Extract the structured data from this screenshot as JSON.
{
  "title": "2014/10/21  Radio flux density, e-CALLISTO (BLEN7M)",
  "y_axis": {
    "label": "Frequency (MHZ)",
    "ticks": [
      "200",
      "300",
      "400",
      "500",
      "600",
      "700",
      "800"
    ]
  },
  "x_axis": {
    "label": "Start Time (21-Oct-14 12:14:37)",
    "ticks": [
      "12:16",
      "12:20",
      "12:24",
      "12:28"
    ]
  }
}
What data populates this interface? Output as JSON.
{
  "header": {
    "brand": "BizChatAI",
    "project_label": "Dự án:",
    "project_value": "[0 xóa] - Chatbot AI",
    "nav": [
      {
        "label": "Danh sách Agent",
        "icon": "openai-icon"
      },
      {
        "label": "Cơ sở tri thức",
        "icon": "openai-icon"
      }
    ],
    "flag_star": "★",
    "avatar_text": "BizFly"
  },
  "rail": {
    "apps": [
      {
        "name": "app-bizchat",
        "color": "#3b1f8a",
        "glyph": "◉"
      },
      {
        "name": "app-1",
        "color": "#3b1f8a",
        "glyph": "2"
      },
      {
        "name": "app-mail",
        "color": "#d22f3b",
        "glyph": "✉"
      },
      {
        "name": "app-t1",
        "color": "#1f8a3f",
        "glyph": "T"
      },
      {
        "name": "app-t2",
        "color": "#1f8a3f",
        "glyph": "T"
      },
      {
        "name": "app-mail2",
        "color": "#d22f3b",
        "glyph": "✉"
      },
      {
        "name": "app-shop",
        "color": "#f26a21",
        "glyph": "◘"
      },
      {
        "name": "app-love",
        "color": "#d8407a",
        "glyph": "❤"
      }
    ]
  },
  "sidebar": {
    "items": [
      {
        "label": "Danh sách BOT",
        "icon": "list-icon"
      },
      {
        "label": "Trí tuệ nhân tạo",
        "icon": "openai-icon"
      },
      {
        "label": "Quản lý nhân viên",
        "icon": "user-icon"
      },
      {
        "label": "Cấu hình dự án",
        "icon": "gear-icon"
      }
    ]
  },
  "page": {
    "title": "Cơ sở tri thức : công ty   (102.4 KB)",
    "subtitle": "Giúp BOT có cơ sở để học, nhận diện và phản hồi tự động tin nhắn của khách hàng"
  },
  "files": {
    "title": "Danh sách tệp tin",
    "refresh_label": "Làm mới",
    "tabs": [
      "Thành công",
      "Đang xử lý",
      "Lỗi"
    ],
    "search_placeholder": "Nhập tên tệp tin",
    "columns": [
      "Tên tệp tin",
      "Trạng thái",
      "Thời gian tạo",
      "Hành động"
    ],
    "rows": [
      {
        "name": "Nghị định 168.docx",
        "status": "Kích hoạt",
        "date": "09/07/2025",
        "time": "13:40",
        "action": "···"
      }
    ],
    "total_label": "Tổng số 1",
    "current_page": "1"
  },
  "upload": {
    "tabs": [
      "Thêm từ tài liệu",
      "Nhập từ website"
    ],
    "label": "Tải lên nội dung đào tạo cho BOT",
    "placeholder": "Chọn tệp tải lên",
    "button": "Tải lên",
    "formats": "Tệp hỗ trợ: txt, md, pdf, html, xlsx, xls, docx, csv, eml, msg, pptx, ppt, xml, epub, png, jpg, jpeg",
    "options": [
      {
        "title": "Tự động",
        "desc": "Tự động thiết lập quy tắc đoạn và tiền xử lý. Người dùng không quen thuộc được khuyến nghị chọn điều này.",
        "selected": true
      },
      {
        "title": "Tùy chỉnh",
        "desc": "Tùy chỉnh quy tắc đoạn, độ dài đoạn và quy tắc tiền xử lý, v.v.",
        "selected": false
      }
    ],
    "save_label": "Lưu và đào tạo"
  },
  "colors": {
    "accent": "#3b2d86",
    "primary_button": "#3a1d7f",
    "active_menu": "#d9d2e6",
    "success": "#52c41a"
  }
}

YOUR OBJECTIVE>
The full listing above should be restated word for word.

SOLUTION FOR THIS PROBLEM>
Extract the structured data from this screenshot as JSON.
{
  "title": "2014/10/21  Radio flux density, e-CALLISTO (BLEN7M)",
  "y_axis": {
    "label": "Frequency (MHZ)",
    "ticks": [
      "200",
      "300",
      "400",
      "500",
      "600",
      "700",
      "800"
    ]
  },
  "x_axis": {
    "label": "Start Time (21-Oct-14 12:14:37)",
    "ticks": [
      "12:16",
      "12:20",
      "12:24",
      "12:28"
    ]
  }
}
What data populates this interface? Output as JSON.
{
  "header": {
    "brand": "BizChatAI",
    "project_label": "Dự án:",
    "project_value": "[0 xóa] - Chatbot AI",
    "nav": [
      {
        "label": "Danh sách Agent",
        "icon": "openai-icon"
      },
      {
        "label": "Cơ sở tri thức",
        "icon": "openai-icon"
      }
    ],
    "flag_star": "★",
    "avatar_text": "BizFly"
  },
  "rail": {
    "apps": [
      {
        "name": "app-bizchat",
        "color": "#3b1f8a",
        "glyph": "◉"
      },
      {
        "name": "app-1",
        "color": "#3b1f8a",
        "glyph": "2"
      },
      {
        "name": "app-mail",
        "color": "#d22f3b",
        "glyph": "✉"
      },
      {
        "name": "app-t1",
        "color": "#1f8a3f",
        "glyph": "T"
      },
      {
        "name": "app-t2",
        "color": "#1f8a3f",
        "glyph": "T"
      },
      {
        "name": "app-mail2",
        "color": "#d22f3b",
        "glyph": "✉"
      },
      {
        "name": "app-shop",
        "color": "#f26a21",
        "glyph": "◘"
      },
      {
        "name": "app-love",
        "color": "#d8407a",
        "glyph": "❤"
      }
    ]
  },
  "sidebar": {
    "items": [
      {
        "label": "Danh sách BOT",
        "icon": "list-icon"
      },
      {
        "label": "Trí tuệ nhân tạo",
        "icon": "openai-icon"
      },
      {
        "label": "Quản lý nhân viên",
        "icon": "user-icon"
      },
      {
        "label": "Cấu hình dự án",
        "icon": "gear-icon"
      }
    ]
  },
  "page": {
    "title": "Cơ sở tri thức : công ty   (102.4 KB)",
    "subtitle": "Giúp BOT có cơ sở để học, nhận diện và phản hồi tự động tin nhắn của khách hàng"
  },
  "files": {
    "title": "Danh sách tệp tin",
    "refresh_label": "Làm mới",
    "tabs": [
      "Thành công",
      "Đang xử lý",
      "Lỗi"
    ],
    "search_placeholder": "Nhập tên tệp tin",
    "columns": [
      "Tên tệp tin",
      "Trạng thái",
      "Thời gian tạo",
      "Hành động"
    ],
    "rows": [
      {
        "name": "Nghị định 168.docx",
        "status": "Kích hoạt",
        "date": "09/07/2025",
        "time": "13:40",
        "action": "···"
      }
    ],
    "total_label": "Tổng số 1",
    "current_page": "1"
  },
  "upload": {
    "tabs": [
      "Thêm từ tài liệu",
      "Nhập từ website"
    ],
    "label": "Tải lên nội dung đào tạo cho BOT",
    "placeholder": "Chọn tệp tải lên",
    "button": "Tải lên",
    "formats": "Tệp hỗ trợ: txt, md, pdf, html, xlsx, xls, docx, csv, eml, msg, pptx, ppt, xml, epub, png, jpg, jpeg",
    "options": [
      {
        "title": "Tự động",
        "desc": "Tự động thiết lập quy tắc đoạn và tiền xử lý. Người dùng không quen thuộc được khuyến nghị chọn điều này.",
        "selected": true
      },
      {
        "title": "Tùy chỉnh",
        "desc": "Tùy chỉnh quy tắc đoạn, độ dài đoạn và quy tắc tiền xử lý, v.v.",
        "selected": false
      }
    ],
    "save_label": "Lưu và đào tạo"
  },
  "colors": {
    "accent": "#3b2d86",
    "primary_button": "#3a1d7f",
    "active_menu": "#d9d2e6",
    "success": "#52c41a"
  }
}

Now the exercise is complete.